1. Protective system against the heaving action of waves of water comprising a bulky obstacle means having a spreading-out surface and providing a substantially uninterrupted impingement area of substantial extent athwart the wave path and exposed to the impact of successive surges of the heave to induce along said spreading-out surface alternate ascending and descending motions of a mass of water of a thickness greater than a limit layer of water, and means providing a multiplicity of energy dissipating material elements distributed over and projecting in front of said spreading-out surface a distance sufficient to penetrate into said mass of water beyond said limit layer, said elements serving to slow down said ascending and descending water motions and phase-shift the same with respect to the heave, in which the obstacle means is constituted by a plurality of separate obstacle members arranged in staggered relation in a direction perpendicular to the spreading-out surface, and the material elements are borne by the separate obstacle members.

2. Protective system according to claim 1, in which the separate obstacle members comprise a plurality of columns.

3. Protective system according to claim 1, in which the separate obstacle members comprise a plurality of horizontal drums.
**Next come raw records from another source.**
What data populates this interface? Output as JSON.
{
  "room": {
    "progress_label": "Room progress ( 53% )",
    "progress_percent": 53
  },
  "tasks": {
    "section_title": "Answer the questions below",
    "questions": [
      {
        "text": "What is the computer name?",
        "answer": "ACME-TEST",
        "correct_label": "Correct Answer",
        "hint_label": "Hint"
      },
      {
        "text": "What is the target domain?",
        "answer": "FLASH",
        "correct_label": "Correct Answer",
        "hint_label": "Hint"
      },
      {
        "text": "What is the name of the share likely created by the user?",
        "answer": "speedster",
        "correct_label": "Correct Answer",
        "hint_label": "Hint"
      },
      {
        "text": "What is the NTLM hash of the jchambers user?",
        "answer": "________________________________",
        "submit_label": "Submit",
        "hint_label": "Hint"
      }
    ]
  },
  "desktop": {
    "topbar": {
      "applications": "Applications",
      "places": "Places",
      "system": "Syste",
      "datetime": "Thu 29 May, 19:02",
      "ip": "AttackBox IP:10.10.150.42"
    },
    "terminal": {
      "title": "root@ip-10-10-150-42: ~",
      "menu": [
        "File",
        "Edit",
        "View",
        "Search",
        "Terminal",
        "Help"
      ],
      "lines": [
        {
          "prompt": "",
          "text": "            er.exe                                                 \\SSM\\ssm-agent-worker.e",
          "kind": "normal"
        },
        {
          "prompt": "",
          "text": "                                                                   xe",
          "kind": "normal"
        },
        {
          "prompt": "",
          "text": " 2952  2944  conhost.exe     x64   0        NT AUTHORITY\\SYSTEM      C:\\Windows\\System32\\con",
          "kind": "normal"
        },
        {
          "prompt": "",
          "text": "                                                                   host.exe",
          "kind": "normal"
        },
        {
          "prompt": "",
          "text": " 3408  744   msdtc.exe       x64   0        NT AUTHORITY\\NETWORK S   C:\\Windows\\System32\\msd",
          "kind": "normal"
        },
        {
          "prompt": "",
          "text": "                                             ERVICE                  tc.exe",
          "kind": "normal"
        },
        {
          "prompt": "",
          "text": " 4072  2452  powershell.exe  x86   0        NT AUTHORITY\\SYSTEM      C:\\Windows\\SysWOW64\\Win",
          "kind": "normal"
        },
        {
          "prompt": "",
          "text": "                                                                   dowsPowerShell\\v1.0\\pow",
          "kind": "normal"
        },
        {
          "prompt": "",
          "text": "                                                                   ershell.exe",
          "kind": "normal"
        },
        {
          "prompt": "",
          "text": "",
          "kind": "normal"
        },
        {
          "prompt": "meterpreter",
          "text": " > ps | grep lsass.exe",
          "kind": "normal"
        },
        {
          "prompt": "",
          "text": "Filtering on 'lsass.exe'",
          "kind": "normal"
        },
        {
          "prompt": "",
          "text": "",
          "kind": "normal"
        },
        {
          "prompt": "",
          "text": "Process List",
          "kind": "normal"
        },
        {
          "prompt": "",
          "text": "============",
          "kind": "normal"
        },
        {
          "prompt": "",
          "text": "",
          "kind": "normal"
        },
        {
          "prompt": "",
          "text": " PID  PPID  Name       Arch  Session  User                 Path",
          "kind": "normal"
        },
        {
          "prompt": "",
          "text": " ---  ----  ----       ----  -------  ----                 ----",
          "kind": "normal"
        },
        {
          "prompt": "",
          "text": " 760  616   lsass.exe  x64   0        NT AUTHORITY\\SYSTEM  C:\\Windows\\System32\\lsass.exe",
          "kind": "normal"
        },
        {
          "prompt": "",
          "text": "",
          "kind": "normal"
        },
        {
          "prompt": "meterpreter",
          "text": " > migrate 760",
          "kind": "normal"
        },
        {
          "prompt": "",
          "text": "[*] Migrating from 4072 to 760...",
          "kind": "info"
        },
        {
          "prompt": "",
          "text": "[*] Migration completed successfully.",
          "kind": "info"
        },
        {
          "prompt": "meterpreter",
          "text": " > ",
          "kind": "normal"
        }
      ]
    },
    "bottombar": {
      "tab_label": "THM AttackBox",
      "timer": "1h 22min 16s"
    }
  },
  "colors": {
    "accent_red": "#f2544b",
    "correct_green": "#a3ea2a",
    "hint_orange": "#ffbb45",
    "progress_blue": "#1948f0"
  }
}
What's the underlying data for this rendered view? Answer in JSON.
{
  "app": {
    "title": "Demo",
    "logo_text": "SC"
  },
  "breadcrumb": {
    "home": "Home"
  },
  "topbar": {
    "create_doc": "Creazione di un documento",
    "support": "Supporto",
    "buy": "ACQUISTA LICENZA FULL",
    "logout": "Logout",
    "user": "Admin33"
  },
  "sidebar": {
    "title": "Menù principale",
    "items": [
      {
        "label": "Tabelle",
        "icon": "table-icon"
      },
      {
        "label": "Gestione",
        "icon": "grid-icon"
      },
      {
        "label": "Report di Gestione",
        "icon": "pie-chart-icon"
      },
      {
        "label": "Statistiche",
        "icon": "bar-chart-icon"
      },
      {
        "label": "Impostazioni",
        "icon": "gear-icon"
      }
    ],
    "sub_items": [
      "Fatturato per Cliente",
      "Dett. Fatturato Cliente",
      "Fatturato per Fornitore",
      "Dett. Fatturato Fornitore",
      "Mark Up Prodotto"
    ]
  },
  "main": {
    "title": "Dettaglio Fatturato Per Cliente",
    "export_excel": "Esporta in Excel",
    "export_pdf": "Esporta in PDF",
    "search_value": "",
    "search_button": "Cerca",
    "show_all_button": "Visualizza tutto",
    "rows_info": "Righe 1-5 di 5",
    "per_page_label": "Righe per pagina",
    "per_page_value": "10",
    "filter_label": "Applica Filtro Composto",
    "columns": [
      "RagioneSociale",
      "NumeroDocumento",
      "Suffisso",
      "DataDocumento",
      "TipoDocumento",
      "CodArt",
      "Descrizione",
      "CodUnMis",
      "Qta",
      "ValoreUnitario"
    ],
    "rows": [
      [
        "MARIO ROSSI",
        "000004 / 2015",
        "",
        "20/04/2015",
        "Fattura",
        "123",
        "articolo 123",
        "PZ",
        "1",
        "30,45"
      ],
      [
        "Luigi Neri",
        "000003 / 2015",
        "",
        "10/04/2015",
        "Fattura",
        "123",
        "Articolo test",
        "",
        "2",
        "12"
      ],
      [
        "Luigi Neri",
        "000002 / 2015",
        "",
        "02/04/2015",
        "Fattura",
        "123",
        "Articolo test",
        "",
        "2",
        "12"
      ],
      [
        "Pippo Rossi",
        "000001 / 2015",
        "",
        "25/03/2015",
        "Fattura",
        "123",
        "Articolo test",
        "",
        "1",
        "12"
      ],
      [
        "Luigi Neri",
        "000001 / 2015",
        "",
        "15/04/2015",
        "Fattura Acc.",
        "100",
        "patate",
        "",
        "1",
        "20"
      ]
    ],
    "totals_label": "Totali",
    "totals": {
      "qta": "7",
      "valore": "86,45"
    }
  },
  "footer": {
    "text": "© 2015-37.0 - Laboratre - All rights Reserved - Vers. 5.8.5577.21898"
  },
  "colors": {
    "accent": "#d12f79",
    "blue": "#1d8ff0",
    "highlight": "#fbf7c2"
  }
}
4. Protective system according to claim 2, in which the separate obstacle members comprise a pluralityof horizontal drums.

5. Protective system according to claim 1, in which said obstacle means are constituted by said plurality of obstacle members arranged in staggered relation to provide said substantially uninterrupted impingement area.

6. Protective system according to claim 1, in which said obstacle means comprise a number of solid portions, and said separate obstacle members are arranged between said solid portions to provide therewith said substantially uninterrupted impingement area.

Patent Citations
Cited PatentFiling datePublication dateApplicantTitle
US905596 *Feb 6, 1908Dec 1, 1908William SmithSea-wall, breakwater, and similar structure.
US1353001 *May 18, 1917Sep 14, 1920Gorgonio UriarteBreakwater or the like
US3552131 *Jun 24, 1968Jan 5, 1971Texaco IncOffshore installation
Referenced by
Citing PatentFiling datePublication dateApplicantTitle
US4129006 *May 19, 1977Dec 12, 1978Sylvia M. PayneModular erosion control system
US5125765 *Aug 26, 1991Jun 30, 1992Verble Patrick RSeawall construction
Classifications
U.S. Classification405/31
International ClassificationE02B3/06
Cooperative ClassificationE02B3/06
European ClassificationE02B3/06